Consider an approximation $(\rho_n)$ of the Dirac distribution, i.e., a sequence of continuous, nonnegative and compactly supported functions on $\mathbf R$ such that $\int\rho_n=1$ and such that for every $\delta>0$, $\int_{\mathopen| x\mathclose|>\delta} \rho_n(x)\,dx\to 0$. Given a continuous function $f$ on $\mathbf R$, form the convolutions defined by $f*\rho_n(x)=\int_{\mathbf R} \rho_n(t) f(x-t)\, dt$. It is classical that $f*\rho_n$ converges uniformly on every compact to $f$.

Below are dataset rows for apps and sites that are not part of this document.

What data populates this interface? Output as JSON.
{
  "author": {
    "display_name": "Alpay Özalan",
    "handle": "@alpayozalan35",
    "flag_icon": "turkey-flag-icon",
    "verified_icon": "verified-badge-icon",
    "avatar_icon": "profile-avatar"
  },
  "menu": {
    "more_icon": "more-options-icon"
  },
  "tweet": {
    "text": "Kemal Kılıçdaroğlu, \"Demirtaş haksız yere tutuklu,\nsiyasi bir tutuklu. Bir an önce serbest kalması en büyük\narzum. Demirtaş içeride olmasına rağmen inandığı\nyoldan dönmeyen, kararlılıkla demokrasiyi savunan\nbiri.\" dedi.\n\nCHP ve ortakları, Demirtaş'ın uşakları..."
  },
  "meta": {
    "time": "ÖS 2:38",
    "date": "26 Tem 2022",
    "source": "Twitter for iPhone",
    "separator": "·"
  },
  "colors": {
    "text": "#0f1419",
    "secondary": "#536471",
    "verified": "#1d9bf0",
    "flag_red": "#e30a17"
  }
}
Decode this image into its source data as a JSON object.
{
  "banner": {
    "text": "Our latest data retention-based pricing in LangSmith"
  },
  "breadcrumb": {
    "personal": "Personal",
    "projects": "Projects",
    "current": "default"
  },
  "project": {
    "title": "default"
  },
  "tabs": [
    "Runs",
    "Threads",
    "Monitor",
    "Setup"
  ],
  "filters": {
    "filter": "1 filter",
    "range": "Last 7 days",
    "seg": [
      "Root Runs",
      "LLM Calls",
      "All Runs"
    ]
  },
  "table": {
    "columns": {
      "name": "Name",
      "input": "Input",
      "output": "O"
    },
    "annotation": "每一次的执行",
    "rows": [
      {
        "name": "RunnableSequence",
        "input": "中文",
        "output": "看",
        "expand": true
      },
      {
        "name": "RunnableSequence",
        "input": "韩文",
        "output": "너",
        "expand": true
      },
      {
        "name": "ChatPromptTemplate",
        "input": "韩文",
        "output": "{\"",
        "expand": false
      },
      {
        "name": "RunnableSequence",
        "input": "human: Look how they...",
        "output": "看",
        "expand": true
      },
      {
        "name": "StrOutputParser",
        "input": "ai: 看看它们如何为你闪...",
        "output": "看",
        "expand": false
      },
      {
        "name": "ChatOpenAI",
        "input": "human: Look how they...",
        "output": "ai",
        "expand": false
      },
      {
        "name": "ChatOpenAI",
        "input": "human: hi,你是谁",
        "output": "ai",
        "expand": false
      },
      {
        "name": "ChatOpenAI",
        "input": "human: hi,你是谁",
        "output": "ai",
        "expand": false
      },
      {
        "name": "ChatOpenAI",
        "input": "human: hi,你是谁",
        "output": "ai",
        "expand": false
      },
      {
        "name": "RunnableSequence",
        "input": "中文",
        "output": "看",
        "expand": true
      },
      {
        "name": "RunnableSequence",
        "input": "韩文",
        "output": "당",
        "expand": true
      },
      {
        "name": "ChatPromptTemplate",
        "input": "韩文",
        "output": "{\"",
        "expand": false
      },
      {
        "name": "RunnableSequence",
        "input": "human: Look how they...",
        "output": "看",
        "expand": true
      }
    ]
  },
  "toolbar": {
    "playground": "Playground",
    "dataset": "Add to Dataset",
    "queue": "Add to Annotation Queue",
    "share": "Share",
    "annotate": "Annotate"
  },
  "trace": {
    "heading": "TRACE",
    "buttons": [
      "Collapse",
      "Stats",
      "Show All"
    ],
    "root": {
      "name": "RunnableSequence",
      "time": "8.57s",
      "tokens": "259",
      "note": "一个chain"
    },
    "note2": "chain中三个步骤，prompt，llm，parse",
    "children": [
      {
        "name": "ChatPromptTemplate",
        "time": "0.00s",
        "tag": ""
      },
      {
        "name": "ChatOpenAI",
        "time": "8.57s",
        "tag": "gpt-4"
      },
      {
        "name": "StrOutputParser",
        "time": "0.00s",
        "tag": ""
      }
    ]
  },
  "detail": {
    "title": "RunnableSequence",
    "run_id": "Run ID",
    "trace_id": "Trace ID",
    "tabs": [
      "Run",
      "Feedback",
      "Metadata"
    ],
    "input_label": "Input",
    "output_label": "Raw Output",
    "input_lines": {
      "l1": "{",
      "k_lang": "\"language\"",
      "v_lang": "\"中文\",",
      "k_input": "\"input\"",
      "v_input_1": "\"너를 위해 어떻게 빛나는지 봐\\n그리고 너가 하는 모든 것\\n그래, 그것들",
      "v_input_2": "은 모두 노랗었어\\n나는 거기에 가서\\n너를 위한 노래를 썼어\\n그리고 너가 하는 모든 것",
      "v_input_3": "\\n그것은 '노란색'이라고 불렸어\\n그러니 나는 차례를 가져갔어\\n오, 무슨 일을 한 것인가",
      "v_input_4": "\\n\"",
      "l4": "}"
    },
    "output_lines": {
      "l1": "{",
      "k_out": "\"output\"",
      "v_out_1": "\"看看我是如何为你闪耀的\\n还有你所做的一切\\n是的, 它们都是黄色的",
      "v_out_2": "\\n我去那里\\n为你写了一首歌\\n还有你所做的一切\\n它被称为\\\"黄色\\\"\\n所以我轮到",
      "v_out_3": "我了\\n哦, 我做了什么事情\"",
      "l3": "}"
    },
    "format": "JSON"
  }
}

Now, given a continuous function $f$ on $[-1;1]$, one can extend it to a continuous function with compact support on $\mathbf R$ (defining $f$ to be affine linear on $[-2;-1]$ and on $[1;2]$, and to be zero outside of $[-2;2]$. We want to choose $\rho_n$ so that $f*\rho_n$ is a polynomial on $[-1;1]$. The basic idea is just to choose a parameter $a>0$, and to take $\rho_n(x)= c_n (1-(x/a)^2)^n$ for $\mathopen|x\mathclose|\leq a$ and $\rho_n(x)=0$ otherwise, with $c_n$ adjusted so that $\int\rho_n=1$. Let us write $f*\rho_n(x)=\int_{-2}^2 \rho_n(x-t) f(t)\, dt$; if $x\in[-1;1]$ and $t\in[-2:2]$, then $x-t\in [-3;3]$ so we just need to be sure that $\rho_n$ is a polynomial on that interval, which we get by taking, say, $a=3$. This shows that the restriction of $f*\rho_n$ to $[-1;1]$ is a polynomial function, and we're done.

This approach is more or less that of D. Jackson (“A Proof of Weierstrass's Theorem,” Amer. Math. Monthly, 1934). The difference is that he considers continuous functions on a closed interval contained in $\mathopen]0;1\mathclose[$ which he extends linearly to $[0;1]$ so that they vanish at $0$ and $1$; he considers the same convolution, taking the parameter $a=1$.

Weierstrass's own proof (“Über die analytische Darstellbarkeit sogenannter willkurlicher Functionen einer reellen Veranderlichen Sitzungsberichteder,” Königlich Preussischen Akademie der Wissenschaften zu Berlin, 1885) was slightly more sophisticated: he first showed approximation by convolution with the Gaussian kernel  defined by $\rho_n(t) =\sqrt{ n} e^{- \pi n t^2}$, and then expanded the kernel as a power series, a suitable truncation of which furnishes the desired polynomials.